| Work to complete |
Nothing more is wanted than an exact repeat of the data below.

| Source data |
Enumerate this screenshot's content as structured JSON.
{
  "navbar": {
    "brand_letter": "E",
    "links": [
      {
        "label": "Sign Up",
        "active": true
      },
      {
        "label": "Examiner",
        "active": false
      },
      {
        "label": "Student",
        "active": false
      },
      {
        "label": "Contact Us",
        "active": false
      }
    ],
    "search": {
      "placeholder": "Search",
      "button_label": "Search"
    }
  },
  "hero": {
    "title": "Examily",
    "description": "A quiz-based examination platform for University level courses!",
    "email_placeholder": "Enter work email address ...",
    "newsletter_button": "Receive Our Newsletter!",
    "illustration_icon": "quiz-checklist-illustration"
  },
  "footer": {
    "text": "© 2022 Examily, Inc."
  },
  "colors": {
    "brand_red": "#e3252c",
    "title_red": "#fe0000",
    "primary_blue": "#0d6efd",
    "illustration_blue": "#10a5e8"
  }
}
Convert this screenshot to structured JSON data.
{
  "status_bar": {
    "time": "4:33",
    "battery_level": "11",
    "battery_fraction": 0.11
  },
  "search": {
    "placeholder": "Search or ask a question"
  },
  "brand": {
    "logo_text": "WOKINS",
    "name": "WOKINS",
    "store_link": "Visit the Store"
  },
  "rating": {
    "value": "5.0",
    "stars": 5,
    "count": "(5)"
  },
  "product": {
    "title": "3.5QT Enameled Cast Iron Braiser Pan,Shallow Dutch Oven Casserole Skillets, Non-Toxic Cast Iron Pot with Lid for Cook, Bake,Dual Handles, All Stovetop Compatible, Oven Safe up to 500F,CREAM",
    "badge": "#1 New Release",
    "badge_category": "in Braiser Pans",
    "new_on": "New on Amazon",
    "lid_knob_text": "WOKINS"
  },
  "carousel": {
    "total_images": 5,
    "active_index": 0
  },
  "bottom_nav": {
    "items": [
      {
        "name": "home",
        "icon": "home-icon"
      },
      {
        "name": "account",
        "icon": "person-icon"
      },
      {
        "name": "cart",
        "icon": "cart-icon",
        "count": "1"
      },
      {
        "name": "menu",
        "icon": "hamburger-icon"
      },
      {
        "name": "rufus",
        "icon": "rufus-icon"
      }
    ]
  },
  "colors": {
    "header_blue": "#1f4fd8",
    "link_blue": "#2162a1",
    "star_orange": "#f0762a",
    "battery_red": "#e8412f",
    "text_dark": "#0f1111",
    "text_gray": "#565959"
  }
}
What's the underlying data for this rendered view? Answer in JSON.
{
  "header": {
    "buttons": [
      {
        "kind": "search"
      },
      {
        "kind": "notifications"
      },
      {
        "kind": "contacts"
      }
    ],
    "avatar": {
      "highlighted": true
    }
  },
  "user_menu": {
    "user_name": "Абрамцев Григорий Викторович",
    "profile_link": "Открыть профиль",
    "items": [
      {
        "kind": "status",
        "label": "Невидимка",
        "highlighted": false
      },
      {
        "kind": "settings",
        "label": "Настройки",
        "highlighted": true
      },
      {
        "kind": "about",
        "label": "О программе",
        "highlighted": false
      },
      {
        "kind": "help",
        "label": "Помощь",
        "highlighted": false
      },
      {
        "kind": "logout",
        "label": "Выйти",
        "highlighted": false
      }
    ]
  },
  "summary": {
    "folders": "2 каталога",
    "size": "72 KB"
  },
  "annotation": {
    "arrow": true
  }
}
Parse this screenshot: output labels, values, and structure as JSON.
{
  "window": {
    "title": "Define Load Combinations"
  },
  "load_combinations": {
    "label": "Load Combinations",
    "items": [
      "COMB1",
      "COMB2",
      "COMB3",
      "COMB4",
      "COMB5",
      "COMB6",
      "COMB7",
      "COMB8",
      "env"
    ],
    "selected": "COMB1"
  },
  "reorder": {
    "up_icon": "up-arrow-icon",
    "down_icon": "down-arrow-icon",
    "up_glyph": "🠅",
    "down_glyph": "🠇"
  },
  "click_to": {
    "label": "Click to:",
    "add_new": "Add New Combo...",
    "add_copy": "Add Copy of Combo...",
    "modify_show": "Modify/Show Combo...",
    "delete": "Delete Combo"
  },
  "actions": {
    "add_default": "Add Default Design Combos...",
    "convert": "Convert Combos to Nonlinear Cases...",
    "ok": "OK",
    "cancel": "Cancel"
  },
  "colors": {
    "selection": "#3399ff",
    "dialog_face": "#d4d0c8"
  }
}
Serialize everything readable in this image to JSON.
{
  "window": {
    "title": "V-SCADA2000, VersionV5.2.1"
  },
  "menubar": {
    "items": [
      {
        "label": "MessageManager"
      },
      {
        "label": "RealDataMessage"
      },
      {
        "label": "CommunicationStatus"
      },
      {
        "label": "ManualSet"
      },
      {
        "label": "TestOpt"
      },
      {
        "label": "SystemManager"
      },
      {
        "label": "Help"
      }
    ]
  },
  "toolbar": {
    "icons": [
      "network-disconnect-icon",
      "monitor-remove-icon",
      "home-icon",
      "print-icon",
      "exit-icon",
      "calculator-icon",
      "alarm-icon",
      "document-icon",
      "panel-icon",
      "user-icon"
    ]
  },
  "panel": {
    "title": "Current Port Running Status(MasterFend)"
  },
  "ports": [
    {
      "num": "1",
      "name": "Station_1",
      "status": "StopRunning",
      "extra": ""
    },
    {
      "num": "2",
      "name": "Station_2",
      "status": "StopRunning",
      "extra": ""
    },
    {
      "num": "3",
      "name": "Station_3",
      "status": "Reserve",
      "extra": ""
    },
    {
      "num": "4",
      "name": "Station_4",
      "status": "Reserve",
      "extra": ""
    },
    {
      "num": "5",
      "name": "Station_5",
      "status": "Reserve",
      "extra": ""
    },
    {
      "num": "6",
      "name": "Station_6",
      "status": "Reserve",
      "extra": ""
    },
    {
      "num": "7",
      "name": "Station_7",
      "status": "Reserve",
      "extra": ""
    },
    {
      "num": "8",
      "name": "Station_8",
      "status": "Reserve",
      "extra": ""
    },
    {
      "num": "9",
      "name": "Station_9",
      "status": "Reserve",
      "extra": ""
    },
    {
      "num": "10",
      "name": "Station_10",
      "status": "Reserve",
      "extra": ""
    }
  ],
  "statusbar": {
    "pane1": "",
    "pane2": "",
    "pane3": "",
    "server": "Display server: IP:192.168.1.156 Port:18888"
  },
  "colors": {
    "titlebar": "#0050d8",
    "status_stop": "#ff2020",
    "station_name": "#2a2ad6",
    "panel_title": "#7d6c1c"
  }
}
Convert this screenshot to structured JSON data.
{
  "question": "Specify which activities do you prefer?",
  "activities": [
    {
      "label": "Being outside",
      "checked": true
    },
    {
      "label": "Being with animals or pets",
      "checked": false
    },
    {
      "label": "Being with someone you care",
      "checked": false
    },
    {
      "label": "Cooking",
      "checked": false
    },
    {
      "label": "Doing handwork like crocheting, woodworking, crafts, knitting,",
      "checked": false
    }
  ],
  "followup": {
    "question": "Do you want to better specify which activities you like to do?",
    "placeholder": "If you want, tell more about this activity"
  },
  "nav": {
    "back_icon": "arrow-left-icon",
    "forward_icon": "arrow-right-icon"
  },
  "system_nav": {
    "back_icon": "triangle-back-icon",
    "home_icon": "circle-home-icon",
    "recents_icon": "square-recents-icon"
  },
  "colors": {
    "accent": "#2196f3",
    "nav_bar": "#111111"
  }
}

| Output of the task |
Enumerate this screenshot's content as structured JSON.
{
  "navbar": {
    "brand_letter": "E",
    "links": [
      {
        "label": "Sign Up",
        "active": true
      },
      {
        "label": "Examiner",
        "active": false
      },
      {
        "label": "Student",
        "active": false
      },
      {
        "label": "Contact Us",
        "active": false
      }
    ],
    "search": {
      "placeholder": "Search",
      "button_label": "Search"
    }
  },
  "hero": {
    "title": "Examily",
    "description": "A quiz-based examination platform for University level courses!",
    "email_placeholder": "Enter work email address ...",
    "newsletter_button": "Receive Our Newsletter!",
    "illustration_icon": "quiz-checklist-illustration"
  },
  "footer": {
    "text": "© 2022 Examily, Inc."
  },
  "colors": {
    "brand_red": "#e3252c",
    "title_red": "#fe0000",
    "primary_blue": "#0d6efd",
    "illustration_blue": "#10a5e8"
  }
}
Convert this screenshot to structured JSON data.
{
  "status_bar": {
    "time": "4:33",
    "battery_level": "11",
    "battery_fraction": 0.11
  },
  "search": {
    "placeholder": "Search or ask a question"
  },
  "brand": {
    "logo_text": "WOKINS",
    "name": "WOKINS",
    "store_link": "Visit the Store"
  },
  "rating": {
    "value": "5.0",
    "stars": 5,
    "count": "(5)"
  },
  "product": {
    "title": "3.5QT Enameled Cast Iron Braiser Pan,Shallow Dutch Oven Casserole Skillets, Non-Toxic Cast Iron Pot with Lid for Cook, Bake,Dual Handles, All Stovetop Compatible, Oven Safe up to 500F,CREAM",
    "badge": "#1 New Release",
    "badge_category": "in Braiser Pans",
    "new_on": "New on Amazon",
    "lid_knob_text": "WOKINS"
  },
  "carousel": {
    "total_images": 5,
    "active_index": 0
  },
  "bottom_nav": {
    "items": [
      {
        "name": "home",
        "icon": "home-icon"
      },
      {
        "name": "account",
        "icon": "person-icon"
      },
      {
        "name": "cart",
        "icon": "cart-icon",
        "count": "1"
      },
      {
        "name": "menu",
        "icon": "hamburger-icon"
      },
      {
        "name": "rufus",
        "icon": "rufus-icon"
      }
    ]
  },
  "colors": {
    "header_blue": "#1f4fd8",
    "link_blue": "#2162a1",
    "star_orange": "#f0762a",
    "battery_red": "#e8412f",
    "text_dark": "#0f1111",
    "text_gray": "#565959"
  }
}
What's the underlying data for this rendered view? Answer in JSON.
{
  "header": {
    "buttons": [
      {
        "kind": "search"
      },
      {
        "kind": "notifications"
      },
      {
        "kind": "contacts"
      }
    ],
    "avatar": {
      "highlighted": true
    }
  },
  "user_menu": {
    "user_name": "Абрамцев Григорий Викторович",
    "profile_link": "Открыть профиль",
    "items": [
      {
        "kind": "status",
        "label": "Невидимка",
        "highlighted": false
      },
      {
        "kind": "settings",
        "label": "Настройки",
        "highlighted": true
      },
      {
        "kind": "about",
        "label": "О программе",
        "highlighted": false
      },
      {
        "kind": "help",
        "label": "Помощь",
        "highlighted": false
      },
      {
        "kind": "logout",
        "label": "Выйти",
        "highlighted": false
      }
    ]
  },
  "summary": {
    "folders": "2 каталога",
    "size": "72 KB"
  },
  "annotation": {
    "arrow": true
  }
}
Parse this screenshot: output labels, values, and structure as JSON.
{
  "window": {
    "title": "Define Load Combinations"
  },
  "load_combinations": {
    "label": "Load Combinations",
    "items": [
      "COMB1",
      "COMB2",
      "COMB3",
      "COMB4",
      "COMB5",
      "COMB6",
      "COMB7",
      "COMB8",
      "env"
    ],
    "selected": "COMB1"
  },
  "reorder": {
    "up_icon": "up-arrow-icon",
    "down_icon": "down-arrow-icon",
    "up_glyph": "🠅",
    "down_glyph": "🠇"
  },
  "click_to": {
    "label": "Click to:",
    "add_new": "Add New Combo...",
    "add_copy": "Add Copy of Combo...",
    "modify_show": "Modify/Show Combo...",
    "delete": "Delete Combo"
  },
  "actions": {
    "add_default": "Add Default Design Combos...",
    "convert": "Convert Combos to Nonlinear Cases...",
    "ok": "OK",
    "cancel": "Cancel"
  },
  "colors": {
    "selection": "#3399ff",
    "dialog_face": "#d4d0c8"
  }
}
Serialize everything readable in this image to JSON.
{
  "window": {
    "title": "V-SCADA2000, VersionV5.2.1"
  },
  "menubar": {
    "items": [
      {
        "label": "MessageManager"
      },
      {
        "label": "RealDataMessage"
      },
      {
        "label": "CommunicationStatus"
      },
      {
        "label": "ManualSet"
      },
      {
        "label": "TestOpt"
      },
      {
        "label": "SystemManager"
      },
      {
        "label": "Help"
      }
    ]
  },
  "toolbar": {
    "icons": [
      "network-disconnect-icon",
      "monitor-remove-icon",
      "home-icon",
      "print-icon",
      "exit-icon",
      "calculator-icon",
      "alarm-icon",
      "document-icon",
      "panel-icon",
      "user-icon"
    ]
  },
  "panel": {
    "title": "Current Port Running Status(MasterFend)"
  },
  "ports": [
    {
      "num": "1",
      "name": "Station_1",
      "status": "StopRunning",
      "extra": ""
    },
    {
      "num": "2",
      "name": "Station_2",
      "status": "StopRunning",
      "extra": ""
    },
    {
      "num": "3",
      "name": "Station_3",
      "status": "Reserve",
      "extra": ""
    },
    {
      "num": "4",
      "name": "Station_4",
      "status": "Reserve",
      "extra": ""
    },
    {
      "num": "5",
      "name": "Station_5",
      "status": "Reserve",
      "extra": ""
    },
    {
      "num": "6",
      "name": "Station_6",
      "status": "Reserve",
      "extra": ""
    },
    {
      "num": "7",
      "name": "Station_7",
      "status": "Reserve",
      "extra": ""
    },
    {
      "num": "8",
      "name": "Station_8",
      "status": "Reserve",
      "extra": ""
    },
    {
      "num": "9",
      "name": "Station_9",
      "status": "Reserve",
      "extra": ""
    },
    {
      "num": "10",
      "name": "Station_10",
      "status": "Reserve",
      "extra": ""
    }
  ],
  "statusbar": {
    "pane1": "",
    "pane2": "",
    "pane3": "",
    "server": "Display server: IP:192.168.1.156 Port:18888"
  },
  "colors": {
    "titlebar": "#0050d8",
    "status_stop": "#ff2020",
    "station_name": "#2a2ad6",
    "panel_title": "#7d6c1c"
  }
}
Convert this screenshot to structured JSON data.
{
  "question": "Specify which activities do you prefer?",
  "activities": [
    {
      "label": "Being outside",
      "checked": true
    },
    {
      "label": "Being with animals or pets",
      "checked": false
    },
    {
      "label": "Being with someone you care",
      "checked": false
    },
    {
      "label": "Cooking",
      "checked": false
    },
    {
      "label": "Doing handwork like crocheting, woodworking, crafts, knitting,",
      "checked": false
    }
  ],
  "followup": {
    "question": "Do you want to better specify which activities you like to do?",
    "placeholder": "If you want, tell more about this activity"
  },
  "nav": {
    "back_icon": "arrow-left-icon",
    "forward_icon": "arrow-right-icon"
  },
  "system_nav": {
    "back_icon": "triangle-back-icon",
    "home_icon": "circle-home-icon",
    "recents_icon": "square-recents-icon"
  },
  "colors": {
    "accent": "#2196f3",
    "nav_bar": "#111111"
  }
}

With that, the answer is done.